(Website and app data records)
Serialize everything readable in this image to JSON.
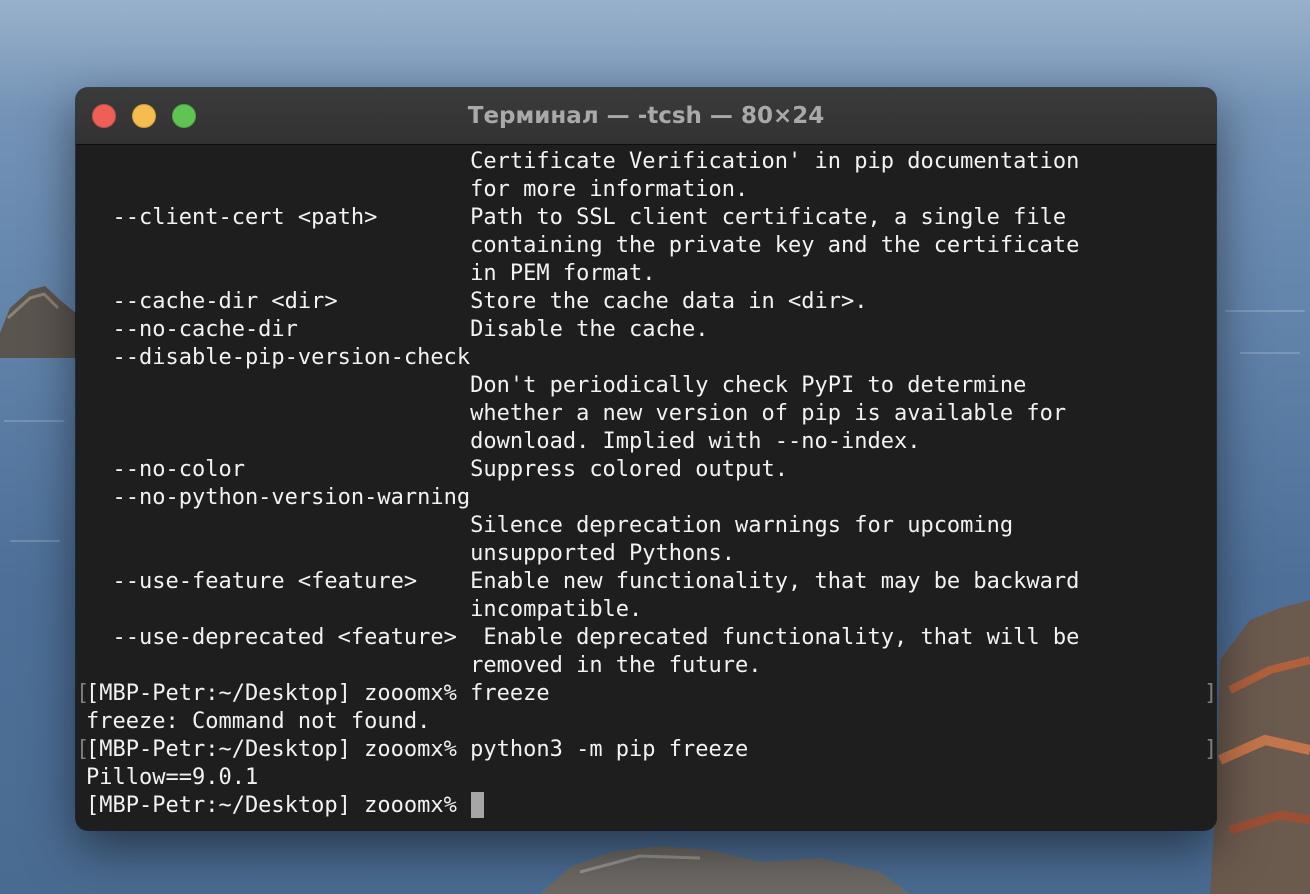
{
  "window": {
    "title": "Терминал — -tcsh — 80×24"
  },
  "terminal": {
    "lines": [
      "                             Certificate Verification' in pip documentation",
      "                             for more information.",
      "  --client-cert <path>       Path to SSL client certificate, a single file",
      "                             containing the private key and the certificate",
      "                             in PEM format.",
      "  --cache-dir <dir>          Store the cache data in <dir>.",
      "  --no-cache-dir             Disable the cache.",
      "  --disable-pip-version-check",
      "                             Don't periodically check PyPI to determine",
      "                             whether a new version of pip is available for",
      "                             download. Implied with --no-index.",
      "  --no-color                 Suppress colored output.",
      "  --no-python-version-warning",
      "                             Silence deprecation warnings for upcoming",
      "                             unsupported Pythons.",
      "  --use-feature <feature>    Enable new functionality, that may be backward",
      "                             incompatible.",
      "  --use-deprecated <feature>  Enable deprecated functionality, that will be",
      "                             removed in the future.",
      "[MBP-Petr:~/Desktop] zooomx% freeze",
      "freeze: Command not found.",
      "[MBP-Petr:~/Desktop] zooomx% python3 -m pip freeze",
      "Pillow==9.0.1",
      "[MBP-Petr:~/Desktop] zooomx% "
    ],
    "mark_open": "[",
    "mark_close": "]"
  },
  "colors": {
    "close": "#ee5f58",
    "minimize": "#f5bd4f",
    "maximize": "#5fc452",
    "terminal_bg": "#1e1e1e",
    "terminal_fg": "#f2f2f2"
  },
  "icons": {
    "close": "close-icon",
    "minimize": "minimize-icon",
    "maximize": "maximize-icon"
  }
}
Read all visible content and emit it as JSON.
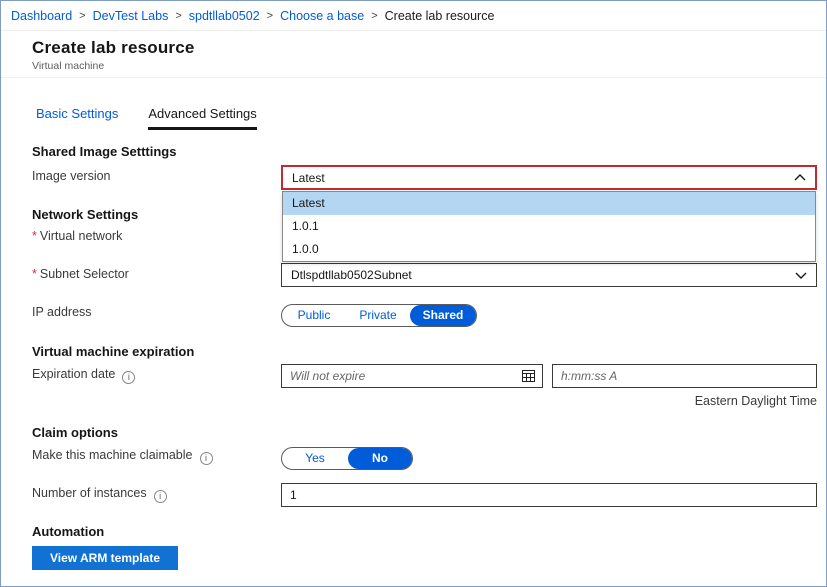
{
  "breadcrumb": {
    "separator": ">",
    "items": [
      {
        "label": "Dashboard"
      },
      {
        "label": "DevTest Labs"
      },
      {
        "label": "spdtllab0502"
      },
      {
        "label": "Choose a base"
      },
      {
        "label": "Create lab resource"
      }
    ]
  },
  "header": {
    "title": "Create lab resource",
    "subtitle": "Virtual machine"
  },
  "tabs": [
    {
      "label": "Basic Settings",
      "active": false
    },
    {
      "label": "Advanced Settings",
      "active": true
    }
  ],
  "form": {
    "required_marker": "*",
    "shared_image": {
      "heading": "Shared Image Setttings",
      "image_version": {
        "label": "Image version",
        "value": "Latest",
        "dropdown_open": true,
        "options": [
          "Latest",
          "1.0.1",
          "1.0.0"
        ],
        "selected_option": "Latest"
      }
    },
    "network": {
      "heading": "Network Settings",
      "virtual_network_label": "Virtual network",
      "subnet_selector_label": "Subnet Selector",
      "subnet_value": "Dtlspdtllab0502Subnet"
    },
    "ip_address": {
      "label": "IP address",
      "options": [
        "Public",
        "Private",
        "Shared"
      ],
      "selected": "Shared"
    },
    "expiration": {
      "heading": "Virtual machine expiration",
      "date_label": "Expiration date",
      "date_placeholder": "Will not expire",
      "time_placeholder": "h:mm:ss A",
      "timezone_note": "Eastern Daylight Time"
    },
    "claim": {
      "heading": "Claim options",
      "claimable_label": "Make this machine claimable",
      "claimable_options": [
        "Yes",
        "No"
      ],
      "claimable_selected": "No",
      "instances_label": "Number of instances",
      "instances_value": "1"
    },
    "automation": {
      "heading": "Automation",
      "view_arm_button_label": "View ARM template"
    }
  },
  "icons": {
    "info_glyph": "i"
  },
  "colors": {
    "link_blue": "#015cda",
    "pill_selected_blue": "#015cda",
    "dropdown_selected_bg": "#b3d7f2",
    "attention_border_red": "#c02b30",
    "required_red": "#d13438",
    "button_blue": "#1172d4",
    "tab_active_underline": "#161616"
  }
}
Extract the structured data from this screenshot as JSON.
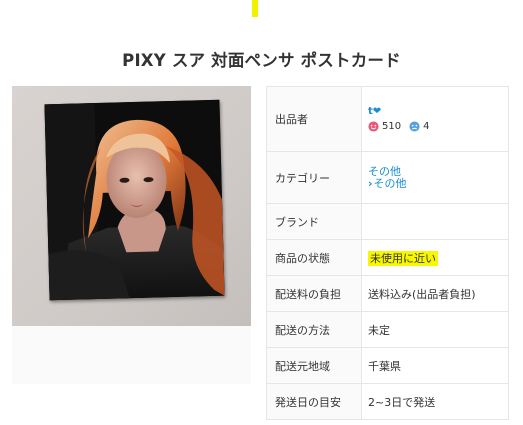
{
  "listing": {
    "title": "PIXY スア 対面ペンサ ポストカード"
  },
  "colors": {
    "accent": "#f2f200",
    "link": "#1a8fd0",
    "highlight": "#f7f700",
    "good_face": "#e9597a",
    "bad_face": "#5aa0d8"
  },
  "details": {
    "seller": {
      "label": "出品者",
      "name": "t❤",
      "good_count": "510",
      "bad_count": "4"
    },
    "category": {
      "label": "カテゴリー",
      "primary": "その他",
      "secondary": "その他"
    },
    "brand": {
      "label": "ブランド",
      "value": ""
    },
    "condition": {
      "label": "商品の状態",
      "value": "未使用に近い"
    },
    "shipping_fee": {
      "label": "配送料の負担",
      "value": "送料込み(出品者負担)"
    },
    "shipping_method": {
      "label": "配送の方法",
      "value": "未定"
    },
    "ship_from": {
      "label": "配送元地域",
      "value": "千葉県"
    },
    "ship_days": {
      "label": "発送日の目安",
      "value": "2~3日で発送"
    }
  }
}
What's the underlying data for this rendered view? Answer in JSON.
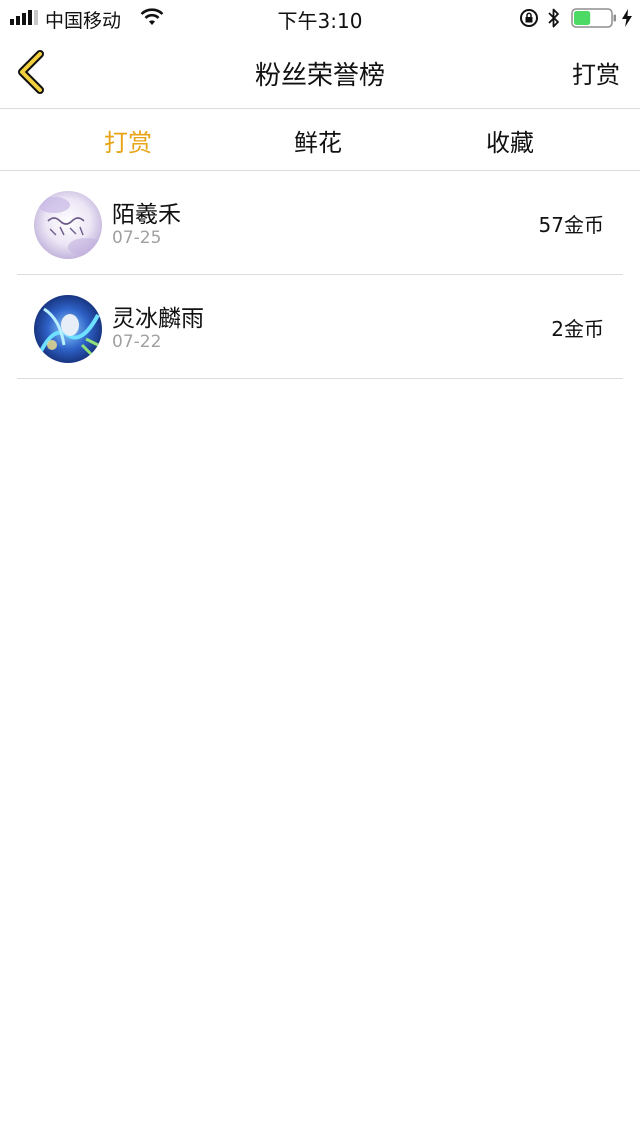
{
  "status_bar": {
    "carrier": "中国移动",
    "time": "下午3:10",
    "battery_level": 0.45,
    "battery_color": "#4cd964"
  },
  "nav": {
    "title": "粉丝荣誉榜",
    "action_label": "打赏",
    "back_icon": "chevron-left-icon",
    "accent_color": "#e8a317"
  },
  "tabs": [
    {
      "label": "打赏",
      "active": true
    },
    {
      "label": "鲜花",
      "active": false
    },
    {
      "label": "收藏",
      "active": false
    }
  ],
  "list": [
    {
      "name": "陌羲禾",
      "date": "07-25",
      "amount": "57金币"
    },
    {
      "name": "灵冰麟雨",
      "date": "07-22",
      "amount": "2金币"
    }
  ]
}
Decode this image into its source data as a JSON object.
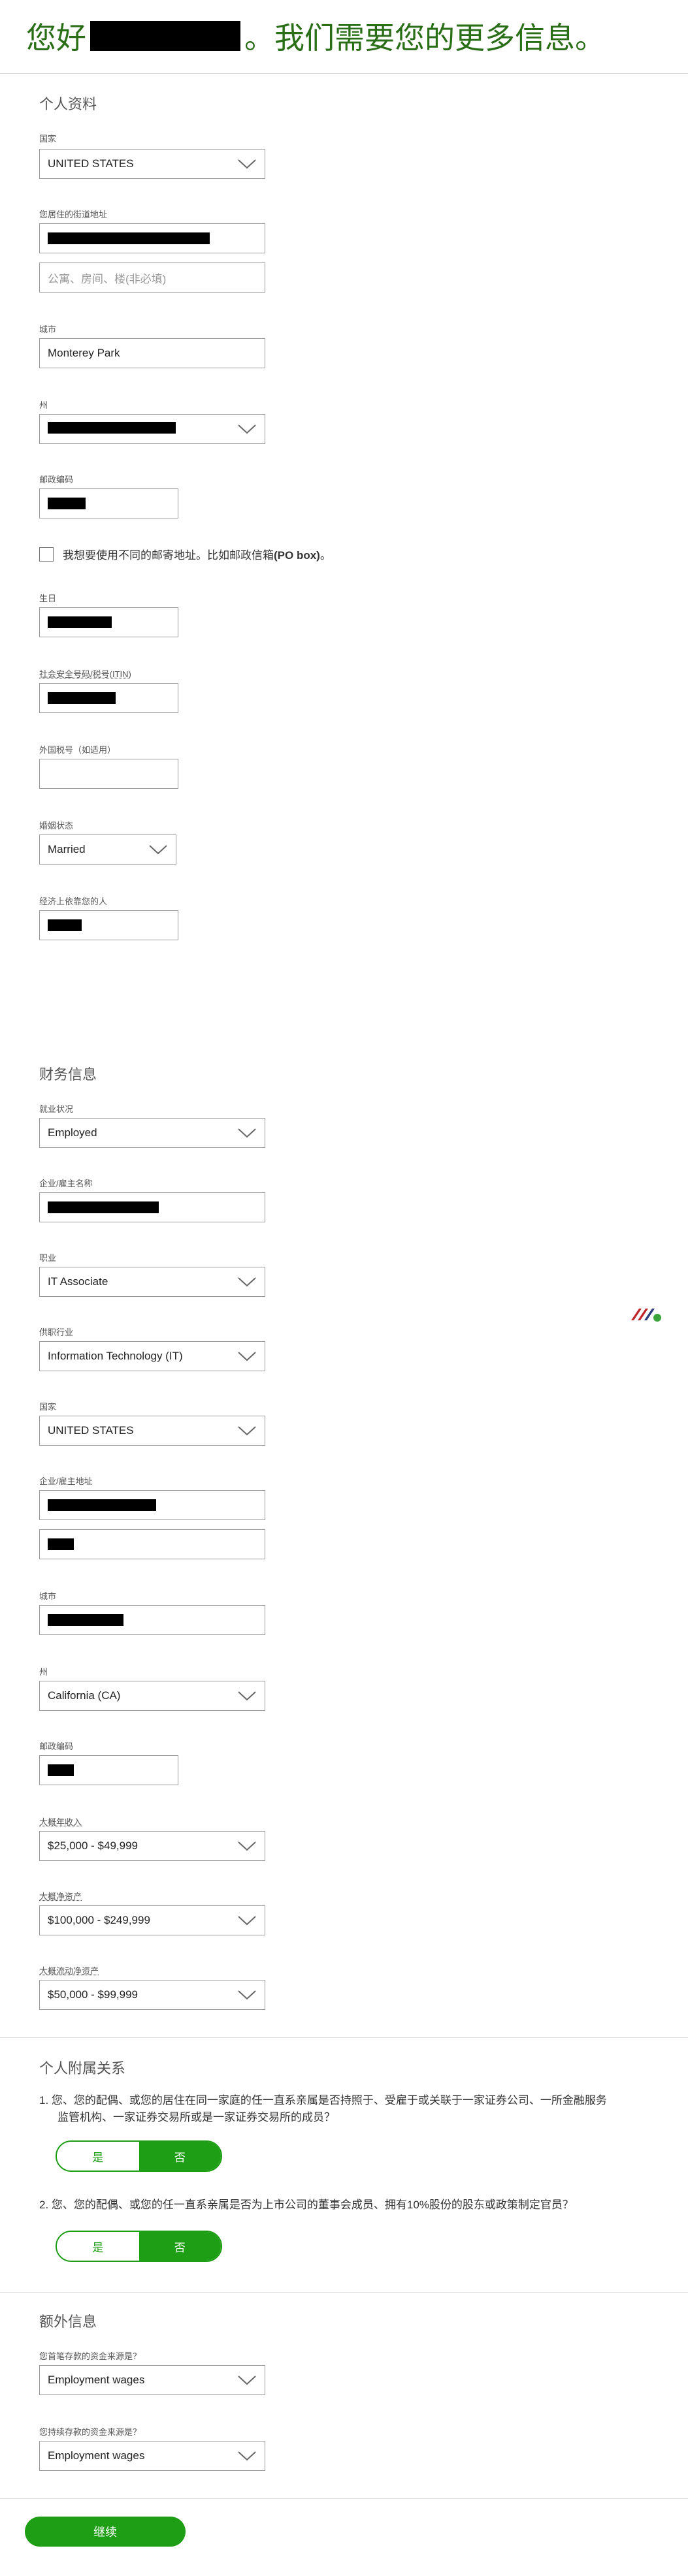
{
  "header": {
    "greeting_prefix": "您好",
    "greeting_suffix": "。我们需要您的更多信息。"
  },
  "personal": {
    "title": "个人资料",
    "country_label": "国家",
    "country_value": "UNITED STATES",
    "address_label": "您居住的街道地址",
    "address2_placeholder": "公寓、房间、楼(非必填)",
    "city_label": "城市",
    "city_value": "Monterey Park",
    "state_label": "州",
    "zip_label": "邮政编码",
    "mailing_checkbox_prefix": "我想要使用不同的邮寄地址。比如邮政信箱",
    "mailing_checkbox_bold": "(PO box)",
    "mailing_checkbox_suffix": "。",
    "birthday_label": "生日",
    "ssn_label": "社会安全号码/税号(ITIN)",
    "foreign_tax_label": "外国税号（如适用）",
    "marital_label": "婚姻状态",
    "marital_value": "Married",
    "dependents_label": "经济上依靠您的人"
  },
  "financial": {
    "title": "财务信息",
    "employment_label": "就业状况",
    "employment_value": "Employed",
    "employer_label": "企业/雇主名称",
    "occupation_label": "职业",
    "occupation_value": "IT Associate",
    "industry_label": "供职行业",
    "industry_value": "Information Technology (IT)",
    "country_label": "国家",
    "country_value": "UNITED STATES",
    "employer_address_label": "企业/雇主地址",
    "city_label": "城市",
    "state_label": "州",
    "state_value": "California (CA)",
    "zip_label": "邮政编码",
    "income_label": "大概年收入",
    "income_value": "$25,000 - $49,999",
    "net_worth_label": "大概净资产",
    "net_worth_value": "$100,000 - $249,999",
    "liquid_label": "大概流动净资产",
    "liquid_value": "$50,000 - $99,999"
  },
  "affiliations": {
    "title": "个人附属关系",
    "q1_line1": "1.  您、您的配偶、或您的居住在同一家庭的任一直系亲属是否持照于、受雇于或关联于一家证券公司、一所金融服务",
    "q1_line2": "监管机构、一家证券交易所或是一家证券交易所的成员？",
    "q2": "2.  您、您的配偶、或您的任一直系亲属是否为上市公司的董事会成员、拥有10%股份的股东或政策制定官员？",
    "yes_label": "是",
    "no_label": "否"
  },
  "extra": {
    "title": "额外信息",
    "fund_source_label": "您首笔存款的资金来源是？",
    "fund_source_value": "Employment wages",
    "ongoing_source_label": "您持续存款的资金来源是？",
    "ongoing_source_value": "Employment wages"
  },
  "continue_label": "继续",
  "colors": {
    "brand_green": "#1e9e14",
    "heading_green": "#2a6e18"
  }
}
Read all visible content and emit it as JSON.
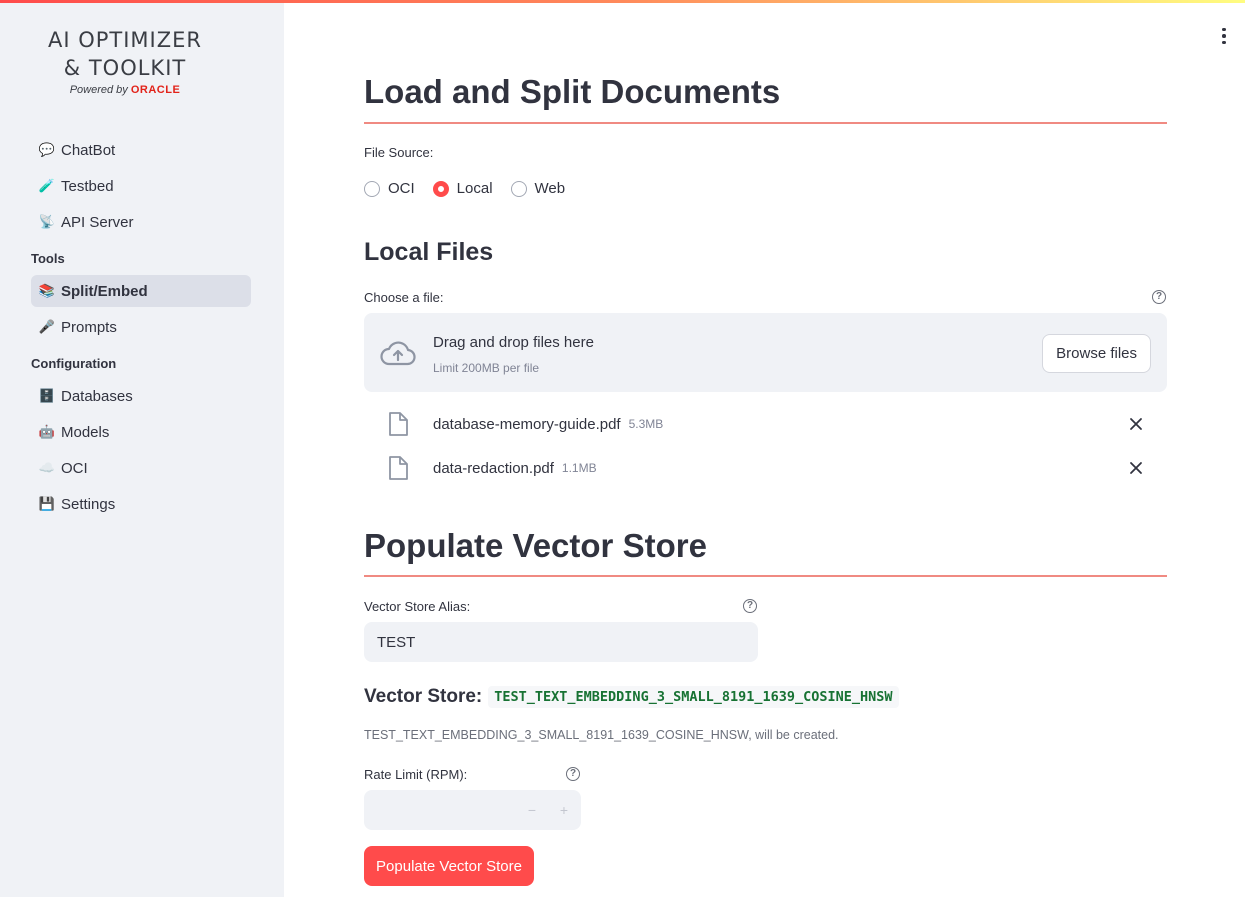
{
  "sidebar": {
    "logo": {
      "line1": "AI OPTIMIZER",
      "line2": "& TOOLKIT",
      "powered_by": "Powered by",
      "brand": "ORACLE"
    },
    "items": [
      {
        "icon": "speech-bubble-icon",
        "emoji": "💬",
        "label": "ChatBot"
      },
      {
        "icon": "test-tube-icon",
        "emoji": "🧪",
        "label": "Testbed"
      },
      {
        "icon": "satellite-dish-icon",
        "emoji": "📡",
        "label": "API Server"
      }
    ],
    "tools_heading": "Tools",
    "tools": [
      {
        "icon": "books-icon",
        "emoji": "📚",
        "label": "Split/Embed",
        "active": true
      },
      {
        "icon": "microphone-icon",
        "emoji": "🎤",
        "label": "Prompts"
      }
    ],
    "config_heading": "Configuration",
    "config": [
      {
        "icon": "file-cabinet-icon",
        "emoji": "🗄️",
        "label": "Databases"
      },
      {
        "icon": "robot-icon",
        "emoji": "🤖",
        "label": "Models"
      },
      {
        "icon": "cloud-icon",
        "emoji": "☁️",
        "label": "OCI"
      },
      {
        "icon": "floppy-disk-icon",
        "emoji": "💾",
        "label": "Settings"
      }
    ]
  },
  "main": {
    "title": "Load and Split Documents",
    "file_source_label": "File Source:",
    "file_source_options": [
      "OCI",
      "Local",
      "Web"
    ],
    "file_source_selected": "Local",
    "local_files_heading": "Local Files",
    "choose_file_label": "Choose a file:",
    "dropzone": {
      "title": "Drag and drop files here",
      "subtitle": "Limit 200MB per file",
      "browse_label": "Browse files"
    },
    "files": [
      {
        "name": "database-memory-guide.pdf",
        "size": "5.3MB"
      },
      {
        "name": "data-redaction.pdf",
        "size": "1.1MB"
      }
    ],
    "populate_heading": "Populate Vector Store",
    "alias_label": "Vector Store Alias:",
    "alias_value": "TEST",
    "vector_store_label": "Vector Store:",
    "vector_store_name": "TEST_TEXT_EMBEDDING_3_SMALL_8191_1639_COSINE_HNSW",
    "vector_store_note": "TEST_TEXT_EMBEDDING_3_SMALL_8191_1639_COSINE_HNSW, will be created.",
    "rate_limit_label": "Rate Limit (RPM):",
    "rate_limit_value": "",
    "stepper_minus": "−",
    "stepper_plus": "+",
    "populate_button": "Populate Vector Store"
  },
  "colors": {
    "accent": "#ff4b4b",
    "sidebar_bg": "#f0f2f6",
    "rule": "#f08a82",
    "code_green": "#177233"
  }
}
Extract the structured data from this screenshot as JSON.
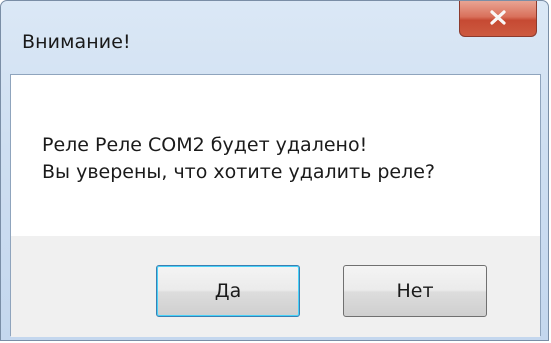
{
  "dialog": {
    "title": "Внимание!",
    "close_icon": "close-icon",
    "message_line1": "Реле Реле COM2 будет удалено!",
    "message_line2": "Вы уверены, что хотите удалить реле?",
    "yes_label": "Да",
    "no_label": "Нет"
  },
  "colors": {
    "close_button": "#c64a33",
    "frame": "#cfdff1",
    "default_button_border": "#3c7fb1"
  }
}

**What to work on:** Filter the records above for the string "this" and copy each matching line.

**Task answer:**
Serialize everything readable in this image to JSON.
      "claimable_label": "Make this machine claimable",
Extract the structured data from this screenshot as JSON.
What's the underlying data for this rendered view? Answer in JSON.
Decode this image into its source data as a JSON object.
Extract the structured data from this screenshot as JSON.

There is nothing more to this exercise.